● Exercise
Set down every entry once more, character for character.

Items from an interface collection

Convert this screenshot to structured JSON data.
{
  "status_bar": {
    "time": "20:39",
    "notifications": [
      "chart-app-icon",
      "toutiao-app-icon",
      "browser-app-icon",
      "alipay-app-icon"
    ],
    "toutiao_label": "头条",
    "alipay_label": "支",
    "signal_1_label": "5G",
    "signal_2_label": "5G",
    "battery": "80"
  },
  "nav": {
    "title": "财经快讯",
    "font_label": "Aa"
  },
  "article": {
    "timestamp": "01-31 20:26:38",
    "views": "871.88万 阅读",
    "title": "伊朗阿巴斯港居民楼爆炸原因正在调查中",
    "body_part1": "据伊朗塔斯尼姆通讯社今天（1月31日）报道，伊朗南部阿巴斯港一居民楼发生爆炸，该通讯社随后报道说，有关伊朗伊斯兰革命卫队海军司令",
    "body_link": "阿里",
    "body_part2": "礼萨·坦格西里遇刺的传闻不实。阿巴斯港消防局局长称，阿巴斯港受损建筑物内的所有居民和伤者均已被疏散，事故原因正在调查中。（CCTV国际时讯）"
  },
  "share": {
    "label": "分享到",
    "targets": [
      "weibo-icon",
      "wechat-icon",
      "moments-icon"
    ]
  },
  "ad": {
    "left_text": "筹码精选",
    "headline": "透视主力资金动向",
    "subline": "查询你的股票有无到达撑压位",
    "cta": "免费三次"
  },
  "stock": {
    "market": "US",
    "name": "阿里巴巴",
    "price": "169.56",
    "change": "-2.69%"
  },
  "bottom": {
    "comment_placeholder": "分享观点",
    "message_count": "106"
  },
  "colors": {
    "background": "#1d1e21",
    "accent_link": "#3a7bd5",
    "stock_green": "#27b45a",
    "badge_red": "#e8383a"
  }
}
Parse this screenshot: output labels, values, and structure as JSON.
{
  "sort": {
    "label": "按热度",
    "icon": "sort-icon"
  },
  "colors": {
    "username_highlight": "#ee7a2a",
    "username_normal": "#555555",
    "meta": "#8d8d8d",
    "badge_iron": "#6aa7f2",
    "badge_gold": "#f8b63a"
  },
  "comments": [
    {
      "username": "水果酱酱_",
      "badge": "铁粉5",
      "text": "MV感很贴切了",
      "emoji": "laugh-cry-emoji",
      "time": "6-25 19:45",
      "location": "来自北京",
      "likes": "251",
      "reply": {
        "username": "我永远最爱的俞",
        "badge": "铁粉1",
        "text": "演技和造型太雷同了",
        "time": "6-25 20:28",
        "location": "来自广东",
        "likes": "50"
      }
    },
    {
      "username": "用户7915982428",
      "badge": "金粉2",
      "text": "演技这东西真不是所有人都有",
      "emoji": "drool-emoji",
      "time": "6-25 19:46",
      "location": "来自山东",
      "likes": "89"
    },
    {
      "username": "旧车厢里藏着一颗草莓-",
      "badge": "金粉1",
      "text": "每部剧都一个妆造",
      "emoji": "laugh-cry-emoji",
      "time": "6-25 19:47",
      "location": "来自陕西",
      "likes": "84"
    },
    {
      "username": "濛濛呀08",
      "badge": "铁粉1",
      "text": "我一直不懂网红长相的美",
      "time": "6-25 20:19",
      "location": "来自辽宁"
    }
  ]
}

● Task output
Convert this screenshot to structured JSON data.
{
  "status_bar": {
    "time": "20:39",
    "notifications": [
      "chart-app-icon",
      "toutiao-app-icon",
      "browser-app-icon",
      "alipay-app-icon"
    ],
    "toutiao_label": "头条",
    "alipay_label": "支",
    "signal_1_label": "5G",
    "signal_2_label": "5G",
    "battery": "80"
  },
  "nav": {
    "title": "财经快讯",
    "font_label": "Aa"
  },
  "article": {
    "timestamp": "01-31 20:26:38",
    "views": "871.88万 阅读",
    "title": "伊朗阿巴斯港居民楼爆炸原因正在调查中",
    "body_part1": "据伊朗塔斯尼姆通讯社今天（1月31日）报道，伊朗南部阿巴斯港一居民楼发生爆炸，该通讯社随后报道说，有关伊朗伊斯兰革命卫队海军司令",
    "body_link": "阿里",
    "body_part2": "礼萨·坦格西里遇刺的传闻不实。阿巴斯港消防局局长称，阿巴斯港受损建筑物内的所有居民和伤者均已被疏散，事故原因正在调查中。（CCTV国际时讯）"
  },
  "share": {
    "label": "分享到",
    "targets": [
      "weibo-icon",
      "wechat-icon",
      "moments-icon"
    ]
  },
  "ad": {
    "left_text": "筹码精选",
    "headline": "透视主力资金动向",
    "subline": "查询你的股票有无到达撑压位",
    "cta": "免费三次"
  },
  "stock": {
    "market": "US",
    "name": "阿里巴巴",
    "price": "169.56",
    "change": "-2.69%"
  },
  "bottom": {
    "comment_placeholder": "分享观点",
    "message_count": "106"
  },
  "colors": {
    "background": "#1d1e21",
    "accent_link": "#3a7bd5",
    "stock_green": "#27b45a",
    "badge_red": "#e8383a"
  }
}
Parse this screenshot: output labels, values, and structure as JSON.
{
  "sort": {
    "label": "按热度",
    "icon": "sort-icon"
  },
  "colors": {
    "username_highlight": "#ee7a2a",
    "username_normal": "#555555",
    "meta": "#8d8d8d",
    "badge_iron": "#6aa7f2",
    "badge_gold": "#f8b63a"
  },
  "comments": [
    {
      "username": "水果酱酱_",
      "badge": "铁粉5",
      "text": "MV感很贴切了",
      "emoji": "laugh-cry-emoji",
      "time": "6-25 19:45",
      "location": "来自北京",
      "likes": "251",
      "reply": {
        "username": "我永远最爱的俞",
        "badge": "铁粉1",
        "text": "演技和造型太雷同了",
        "time": "6-25 20:28",
        "location": "来自广东",
        "likes": "50"
      }
    },
    {
      "username": "用户7915982428",
      "badge": "金粉2",
      "text": "演技这东西真不是所有人都有",
      "emoji": "drool-emoji",
      "time": "6-25 19:46",
      "location": "来自山东",
      "likes": "89"
    },
    {
      "username": "旧车厢里藏着一颗草莓-",
      "badge": "金粉1",
      "text": "每部剧都一个妆造",
      "emoji": "laugh-cry-emoji",
      "time": "6-25 19:47",
      "location": "来自陕西",
      "likes": "84"
    },
    {
      "username": "濛濛呀08",
      "badge": "铁粉1",
      "text": "我一直不懂网红长相的美",
      "time": "6-25 20:19",
      "location": "来自辽宁"
    }
  ]
}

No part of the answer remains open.